__THE TASK__: Output the line that contains "Enumerate this screenshot's", then every line beneath it through the end of the records, exactly as given and with no other lines.

__Component data from apps and pages__:

#####

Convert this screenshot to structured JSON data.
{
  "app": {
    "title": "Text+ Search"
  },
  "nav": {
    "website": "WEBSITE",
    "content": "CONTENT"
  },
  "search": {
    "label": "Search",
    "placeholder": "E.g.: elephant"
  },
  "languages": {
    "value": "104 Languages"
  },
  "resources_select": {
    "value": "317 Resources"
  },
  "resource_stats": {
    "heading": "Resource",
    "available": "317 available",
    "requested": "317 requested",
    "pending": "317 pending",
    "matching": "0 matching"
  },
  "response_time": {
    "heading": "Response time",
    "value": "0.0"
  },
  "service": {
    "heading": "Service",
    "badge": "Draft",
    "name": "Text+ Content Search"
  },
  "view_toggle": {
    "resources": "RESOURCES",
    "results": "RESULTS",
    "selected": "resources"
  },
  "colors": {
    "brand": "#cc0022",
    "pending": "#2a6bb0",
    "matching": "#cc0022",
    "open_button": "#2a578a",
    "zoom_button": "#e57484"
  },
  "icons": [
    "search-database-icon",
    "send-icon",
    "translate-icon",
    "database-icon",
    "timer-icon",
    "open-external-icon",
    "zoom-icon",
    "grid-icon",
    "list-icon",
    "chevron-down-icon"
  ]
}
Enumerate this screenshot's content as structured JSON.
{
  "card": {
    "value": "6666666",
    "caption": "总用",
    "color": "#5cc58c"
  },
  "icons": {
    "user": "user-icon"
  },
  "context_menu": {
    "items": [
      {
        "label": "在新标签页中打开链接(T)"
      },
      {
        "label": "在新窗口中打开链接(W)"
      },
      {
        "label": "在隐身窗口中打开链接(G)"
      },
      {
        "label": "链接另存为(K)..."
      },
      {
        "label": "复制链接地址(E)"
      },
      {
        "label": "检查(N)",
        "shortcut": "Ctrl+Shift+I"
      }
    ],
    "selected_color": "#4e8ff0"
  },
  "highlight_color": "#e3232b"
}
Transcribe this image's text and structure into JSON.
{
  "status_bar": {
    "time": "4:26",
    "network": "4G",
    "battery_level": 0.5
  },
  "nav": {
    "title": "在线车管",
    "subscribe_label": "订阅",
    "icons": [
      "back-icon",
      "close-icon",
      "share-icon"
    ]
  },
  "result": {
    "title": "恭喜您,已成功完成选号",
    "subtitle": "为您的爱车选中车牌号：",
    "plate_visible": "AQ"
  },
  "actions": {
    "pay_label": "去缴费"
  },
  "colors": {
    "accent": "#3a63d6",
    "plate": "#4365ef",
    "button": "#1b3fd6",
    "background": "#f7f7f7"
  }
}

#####

__RESULT OF THIS TASK__:
Enumerate this screenshot's content as structured JSON.
{
  "card": {
    "value": "6666666",
    "caption": "总用",
    "color": "#5cc58c"
  },
  "icons": {
    "user": "user-icon"
  },
  "context_menu": {
    "items": [
      {
        "label": "在新标签页中打开链接(T)"
      },
      {
        "label": "在新窗口中打开链接(W)"
      },
      {
        "label": "在隐身窗口中打开链接(G)"
      },
      {
        "label": "链接另存为(K)..."
      },
      {
        "label": "复制链接地址(E)"
      },
      {
        "label": "检查(N)",
        "shortcut": "Ctrl+Shift+I"
      }
    ],
    "selected_color": "#4e8ff0"
  },
  "highlight_color": "#e3232b"
}
Transcribe this image's text and structure into JSON.
{
  "status_bar": {
    "time": "4:26",
    "network": "4G",
    "battery_level": 0.5
  },
  "nav": {
    "title": "在线车管",
    "subscribe_label": "订阅",
    "icons": [
      "back-icon",
      "close-icon",
      "share-icon"
    ]
  },
  "result": {
    "title": "恭喜您,已成功完成选号",
    "subtitle": "为您的爱车选中车牌号：",
    "plate_visible": "AQ"
  },
  "actions": {
    "pay_label": "去缴费"
  },
  "colors": {
    "accent": "#3a63d6",
    "plate": "#4365ef",
    "button": "#1b3fd6",
    "background": "#f7f7f7"
  }
}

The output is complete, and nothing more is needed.